If you feel your emotions are overwhelming you and may affect the tone of the letter, take a break and return to your writing when you are calm. This isn’t a letter you should write when your feelings are out of control. Your actions upon leaving could establish your reputation for being a reliable worker.
What To Avoid in Your Resignation Letter Due to Personal Reasons
Little mistakes can have long term consequences. If there were things that bothered you about your existing job, only address them politely. For example, you may have felt you didn’t have enough opportunities for advancement. You may share this in your letter, but work the comment in as a positive thing, if possible.

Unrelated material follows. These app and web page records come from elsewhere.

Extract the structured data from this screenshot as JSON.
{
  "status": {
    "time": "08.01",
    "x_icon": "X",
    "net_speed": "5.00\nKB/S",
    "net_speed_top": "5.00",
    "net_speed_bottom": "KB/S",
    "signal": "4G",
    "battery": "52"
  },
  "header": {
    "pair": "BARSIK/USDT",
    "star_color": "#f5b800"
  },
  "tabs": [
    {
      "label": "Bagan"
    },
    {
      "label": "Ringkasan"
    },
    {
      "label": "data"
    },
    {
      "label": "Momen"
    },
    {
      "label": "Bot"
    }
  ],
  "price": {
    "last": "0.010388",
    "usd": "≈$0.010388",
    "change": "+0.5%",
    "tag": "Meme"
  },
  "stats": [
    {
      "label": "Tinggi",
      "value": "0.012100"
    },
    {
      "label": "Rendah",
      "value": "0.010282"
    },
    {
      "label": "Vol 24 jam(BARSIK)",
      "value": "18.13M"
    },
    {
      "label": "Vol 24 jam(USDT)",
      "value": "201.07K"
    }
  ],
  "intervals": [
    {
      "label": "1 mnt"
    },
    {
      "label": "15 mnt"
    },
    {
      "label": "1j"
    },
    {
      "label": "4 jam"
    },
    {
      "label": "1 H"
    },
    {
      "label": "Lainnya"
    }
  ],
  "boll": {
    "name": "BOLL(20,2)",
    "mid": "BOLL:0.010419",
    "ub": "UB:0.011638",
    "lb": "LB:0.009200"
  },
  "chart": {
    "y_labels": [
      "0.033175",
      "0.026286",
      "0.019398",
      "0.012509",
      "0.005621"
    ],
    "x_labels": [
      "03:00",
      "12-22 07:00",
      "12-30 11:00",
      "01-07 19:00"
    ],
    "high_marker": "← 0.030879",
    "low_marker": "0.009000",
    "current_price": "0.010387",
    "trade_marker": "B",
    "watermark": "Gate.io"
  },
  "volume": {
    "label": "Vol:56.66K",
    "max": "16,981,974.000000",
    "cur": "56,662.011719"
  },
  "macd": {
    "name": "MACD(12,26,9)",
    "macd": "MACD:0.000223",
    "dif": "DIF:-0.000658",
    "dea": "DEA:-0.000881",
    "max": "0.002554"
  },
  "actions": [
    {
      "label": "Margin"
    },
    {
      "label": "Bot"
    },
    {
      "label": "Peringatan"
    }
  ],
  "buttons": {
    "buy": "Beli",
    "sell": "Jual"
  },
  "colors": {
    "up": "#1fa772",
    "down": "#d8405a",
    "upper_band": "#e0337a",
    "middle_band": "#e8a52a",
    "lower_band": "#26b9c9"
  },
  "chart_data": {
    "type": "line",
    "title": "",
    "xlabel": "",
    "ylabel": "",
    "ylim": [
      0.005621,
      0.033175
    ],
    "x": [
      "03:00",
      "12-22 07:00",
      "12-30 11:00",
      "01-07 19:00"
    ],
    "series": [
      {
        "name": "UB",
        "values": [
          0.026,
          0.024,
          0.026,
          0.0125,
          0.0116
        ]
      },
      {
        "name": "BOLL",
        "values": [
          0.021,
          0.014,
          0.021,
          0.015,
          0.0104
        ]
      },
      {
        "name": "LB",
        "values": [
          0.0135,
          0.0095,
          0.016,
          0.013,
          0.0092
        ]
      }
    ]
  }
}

Really try to focus on maintaining a positive tone without insulting your boss or coworkers.
When resigning for personal reasons, carefully consider how much you should share with your employer. You aren’t compelled to share the details of your personal life. If you choose to share, carefully weigh the impact of the information.
Don’t give in to the temptation to use your resignation letter to lash out about factors you didn’t like about the workplace. Burning bridges as you leave can harm your future employment and professional opportunities. Stick to positive facts, express gratitude honestly, and maintain your professionalism.
How To Follow Up After Sending Your Resignation Letter Due To Personal Reasons
After writing your letter, it is appropriate to have a one-on-one discussion with your boss, alerting her or him that you’re leaving. If you haven’t already done so, it is vital that you have the conversation after you’ve turned in the letter.
When speaking with your employer, discuss how you plan to transfer your duties and projects to other employees. Ask how you can help your employer and offer your assistance to coworkers. If you plan to train new employees, discuss how to start immediately.
You aren’t required to tell your coworkers you’re leaving, but it is polite to do so. You don’t have to share your personal reasons for leaving, but you may want to prepare a statement, such as “I’m ready for new opportunities.” Your colleagues will appreciate this thoughtfulness and may offer to provide references for future job applications.
Top 5 Resignation Letter Due To Personal Reasons Writing Takeaways
1. Keep your tone professional and emotions in check
Take note of the friendly, thoughtful tone in the resignation letter template. Your letter should also sound sincere and professional. Keep your future employment in mind as you write.
2. Get straight to the point
The template above begins immediately with the notice of resignation. Your message should also be direct, clearly detailing the primary purpose of the letter.
3. Check your contract to ensure you follow appropriate protocol
Before you get too serious with your new employer, read through your contract. Fulfill all of the requirements laid out in that document. Address any terms, such as giving two weeks’ notice, either fulfilling those terms or detailing how you plan to accomplish them.
4. Remember to be sincere
If you’re excited to leave this position, it is still important to leave on a positive note. Just be careful to be sincere. You may feel there’s nothing positive to say. If this is the case, carefully consider any skills you’ve learned or opportunities that provided growth. At the very least, thank your employer for the chance to work with the company.
5. Review your letter for any mistakes
It’s a good rule of thumb to always review official documents for spelling or grammatical errors. This is especially important as this may be the final document to go in your official file. Make sure you leave the best impression possible with your previous employer.